(Not my Wrapped - unless you thought it was cool and love my taste in music, in which case hmu)
The point is, although they hate learning it - people love Tamil.
So, why the divide? And more importantly - why should you care?
5000 years old - Tamil is one of the, if not, the oldest language in the world.
Over 70 Million people speak Tamil - with members of the diaspora contributing to a sizeable chunk of this number. So all’s good, right?
Take a look under the hood though, and you’ll find a deeper problem.
The average Tamil in the Diaspora can’t read, or write Tamil - and even worse, doesn’t see a reason to.
Take this for example.
“எருமைக்கு கூட Blue Cross இருக்கு
எனக்காக யோசிக்க உயிரா இருக்கு ”
I bet most of us can’t read the above two lines, even though we sing them all the time.
Confused? Here they are.
Don’t beat yourself up if you couldn’t pass the test - most of us haven’t had to read Tamil since elementary school.
And even worse, a lot of us don’t even recognize what makes Tamil special - or why we should be able to read it.
Here’s something cool about Tamil you’ve probably never noticed.
For most, if not all English words - if you split a word into its letters, you probably aren’t getting the same pronunciation.
Here’s an example.
And: A (a) - N (en) - D (dee)
Angel: A (a) - N (en) - G (gee) - E (e) - L (el)
But with Tamil, you can nail the pronunciation of any word with just its letters.
Here’s an example.
வணக்கம்: வ (Va) - ண (Na) - க் (ik) - க (Ka) - ம் (I'm)
Credit: Tamil Chinthanayalar Peravai
Every language has something that makes it special, but Tamil’s filled with all kinds of these gems.

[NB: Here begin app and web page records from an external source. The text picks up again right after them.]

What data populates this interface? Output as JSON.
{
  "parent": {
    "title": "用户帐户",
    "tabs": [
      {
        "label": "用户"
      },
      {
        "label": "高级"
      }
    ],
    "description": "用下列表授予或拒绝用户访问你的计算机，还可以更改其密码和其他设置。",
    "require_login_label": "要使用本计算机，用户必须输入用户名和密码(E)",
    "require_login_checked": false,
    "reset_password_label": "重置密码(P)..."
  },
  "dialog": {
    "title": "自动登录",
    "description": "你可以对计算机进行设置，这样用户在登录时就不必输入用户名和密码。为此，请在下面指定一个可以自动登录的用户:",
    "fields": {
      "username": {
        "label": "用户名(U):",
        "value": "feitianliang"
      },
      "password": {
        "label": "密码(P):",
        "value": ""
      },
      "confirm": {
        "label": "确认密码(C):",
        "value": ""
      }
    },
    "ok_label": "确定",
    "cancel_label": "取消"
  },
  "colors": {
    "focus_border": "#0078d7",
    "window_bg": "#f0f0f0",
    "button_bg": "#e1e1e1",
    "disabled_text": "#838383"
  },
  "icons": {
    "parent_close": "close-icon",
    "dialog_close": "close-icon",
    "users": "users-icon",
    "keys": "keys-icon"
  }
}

The problem is that the older we get - the fewer opportunities we have to learn and practice Tamil. While Tamils an official language in countries like Singapore, here in the western diaspora, our time spent with Tamil's limited to watching the latest Vijay movie or jamming out to Anirudh’s latest track.
Even worse, we leave learning Tamil to others, telling ourselves it no longer has a place in the modern world.
I went to a Tamil Book launch the other day and only saw a couple people my age there (not that I was counting..)
Our ancestors didn’t carry along our mother tongue for 5000 years just for it to get lost because we were too busy binging Netflix to care.
While I’m sure we’ve all worried about how our kids are going to learn Tamil and even care enough to want to - we aren’t doing enough about it.
For all the people who worry about who the Tamil class teachers for our kids’ll be - how many have signed up to be a Tamil class teacher themselves?
For all the people who worry about whether their kids’ll understand Tamil or not - how many make an effort to learn its importance themselves?
We all complain about traffic, not realizing that we’re literally traffic too.
While it’s a responsibility to be the caretaker of the world’s oldest language - it’s certainly a privilege too.
One day someone is going to ask (hopefully in Tamil) what you did to help one of the world’s oldest languages survive, make sure your answers one that you’re proud of.
Besides, if you don’t know Tamil - how are you going to jam out to this with me?
இனி நீயும் நானும்
காதல் இரண்டு எழுத்து…